The poll also found that about 46 percent of respondents — including nearly three-fourths of Democrats and almost one-fourth of Republicans — approve of President Joe Biden’s handling of the crisis in Ukraine. It’s occurred before that individual United States policies regarding Russia’s aggression have garnered higher levels of approval than Biden in a personal capacity — partisanship evidently more prominently kicks in when Biden becomes a subject of questioning but some of the actual policies at issue don’t change. In a separate new Reuters/ Ipsos survey, just 42 percent of overall respondents indicated they approved of Biden’s overall job performance.

That earlier survey, an ABC/ Ipsos endeavor, found that “placing tighter economic sanctions on Russia” got the approval of 79 percent of respondents, “accepting refugees from Ukraine into the U.S.” had 63 percent in favor, “sending additional U.S. weapons and equipment to Ukraine” had 70 percent behind it, and “sending additional U.S. troops to nearby European countries but not Ukraine” garnered the support of 53 percent of poll respondents. U.S. troops have been involved in recent military build-ups on NATO members’ territory in eastern Europe. (Ukraine isn’t a NATO member.) U.S. personnel have gone at least to Poland.

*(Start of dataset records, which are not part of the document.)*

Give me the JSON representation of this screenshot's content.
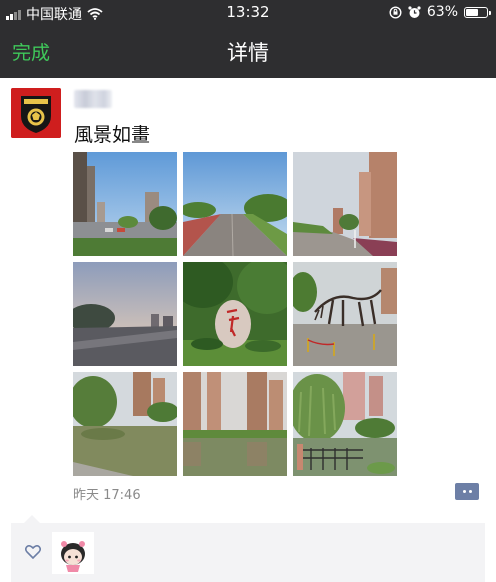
{
  "status_bar": {
    "carrier": "中国联通",
    "time": "13:32",
    "battery_percent": "63%",
    "battery_level": 0.63
  },
  "nav": {
    "done_label": "完成",
    "title": "详情"
  },
  "post": {
    "text": "風景如畫",
    "time": "昨天 17:46",
    "photos": [
      {
        "icon": "road-with-parking-scene"
      },
      {
        "icon": "tree-lined-road-scene"
      },
      {
        "icon": "apartment-road-scene"
      },
      {
        "icon": "dusk-riverside-scene"
      },
      {
        "icon": "red-inscribed-rock-scene"
      },
      {
        "icon": "dinosaur-skeleton-scene"
      },
      {
        "icon": "pond-with-towers-scene"
      },
      {
        "icon": "towers-over-pond-scene"
      },
      {
        "icon": "willow-by-pond-scene"
      }
    ]
  },
  "colors": {
    "bar_bg": "#2e2e30",
    "done_green": "#3fc85a",
    "comment_button": "#6d7fa6",
    "likes_bg": "#f3f3f5"
  }
}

Meanwhile, the Biden administration continues ramping up its military support of the Ukrainian defense, although there remain no plans to directly involve U.S. troops in fighting between Ukraine and Russia. During a recent trip to Ukraine, Secretary of State Antony Blinken unveiled over $322 million worth of new aid for Ukraine, which a statement from State Department spokesperson Ned Price said “will provide support for the capabilities Ukraine needs as Russia’s forces train their focus on the Donbas; this assistance will also help Ukraine’s armed forces transition to more advanced weapons and air defense systems.” According to Price’s statement, Defense Secretary Lloyd Austin informed Ukrainian leaders during the same trip that U.S. personnel will be providing additional training for Ukrainian forces on the usage of some of the weapons U.S. authorities are sending. As for the course of the war, Ukrainian Defense Ministry spokesperson Oleksandr Motuzianyk said Russians are seeking “to establish full control over the territories of Donetsk and Luhansk regions and to provide a land corridor to occupied Crimea.”